A Few Examples
Lets take a moment to examine a few unique and interesting CG characters with regard to the concepts discussed in this chapter.
Bart Goldmans Robobird is a hybrid character that combines robotic design elements with those of a wingless bird (see Figure 72). His relative size is established by the inclusion of the lampposts in this image. The overall design is elegantly simple, while details such as gears and pistons help to clarify its mechanical nature. This character would be fun to animate, and the limited number of moving parts would make him highly interactive as well. Based on his displayed behavior, Robobirds personality appears curious and instinctive. A couple of details that might further refine this character would be some texture mapping and perhaps a name.
Phil McNallys Vic Vinyl from his short film, Pump Action, has a maniacal expression and exhibits sadistic behavior, clearly identifying him as a rather psychotic villain (see Figure 73). This character is particularly interesting because one does not normally associate the notion of evil with balloon people. The design elements and behavior that create this contradiction make this character especially unique. Vics design is fairly simple and was therefore presumably not too difficult to model and rig. Using mitten hands and drawing rather than sculpting his face are a couple of design choices that contribute to Vics overall simplicity and readability. Other details, such as seam folds, an inflation valve, and a plastic hook on the top of his head, add interest and believability. The alternating colors of his different body parts also help with readability.
Goffer from Francois DeBues Sahari is an amusing space alien, identified as such by his green skin and helmet (see Figure 74). According to his bio (http://home.tiscali.be/sahari/char.htm), Goffer is a member of the half-man, half-gherkin race of Agurkans from the planet, Agurk. He is 30 years old, weighs 75 kg, is 1.85 meters tall, and believes himself to be a great leader, despite the fact that he is employed as the mother ships janitor. This disparity between his self image and his true identity defines most of his onscreen behavior. Much of Goffers appeal comes from his proportions and facial structure. He has a thick, rounded chest, very thin arms and legs and large feet. He has no ears or nose, thus focusing attention on his large mouth, goofy eyes and expressive brows. His two lower fangs add a bit of personality and humor to his expression. Goffers design is a bit more complex than that of the first two examples; therefore, he was presumably a bit more difficult to model and rig. However, he still certainly falls under the category of elegant simplicity and does not contain any unnecessary details. Goffer is friendly but perhaps a bit too trusting; his curiosity ultimately gets the best of him.

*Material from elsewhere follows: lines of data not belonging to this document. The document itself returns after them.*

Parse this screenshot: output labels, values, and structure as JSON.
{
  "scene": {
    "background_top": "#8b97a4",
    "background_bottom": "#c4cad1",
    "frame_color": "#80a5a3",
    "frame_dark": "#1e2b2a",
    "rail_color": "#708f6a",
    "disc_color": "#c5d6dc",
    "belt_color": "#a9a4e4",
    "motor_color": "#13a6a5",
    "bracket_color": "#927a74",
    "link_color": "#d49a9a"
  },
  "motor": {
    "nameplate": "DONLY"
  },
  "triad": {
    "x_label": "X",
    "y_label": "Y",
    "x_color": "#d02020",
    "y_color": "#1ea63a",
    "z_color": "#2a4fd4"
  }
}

Jeremy Cantor, animation supervisor at Sony Pictures Imageworks, has been working far too many hours a week as a character/creature animator and supervisor in the feature film industry for the past decade or so at both Imageworks and Tippett Studio in Berkeley, California. His film credits include Harry Potter, Evolution, Hollow Man, My Favorite Martian and Starship Troopers. For more information, go to www.zayatz.com.
Pepe Valencia has been at Sony Pictures Imageworks since 1996. In addition to working as an animation supervisor on the feature film Peter Pan, his credits include Early Bloomer, Charlies Angels: Full Throttle, Stuart Little 2, Harry Potter and the Sorcerers Stone, Stuart Little, Hollow Man, Godzilla and Starship Troopers. For more information, go to his Webpage at www.pepe3d.com.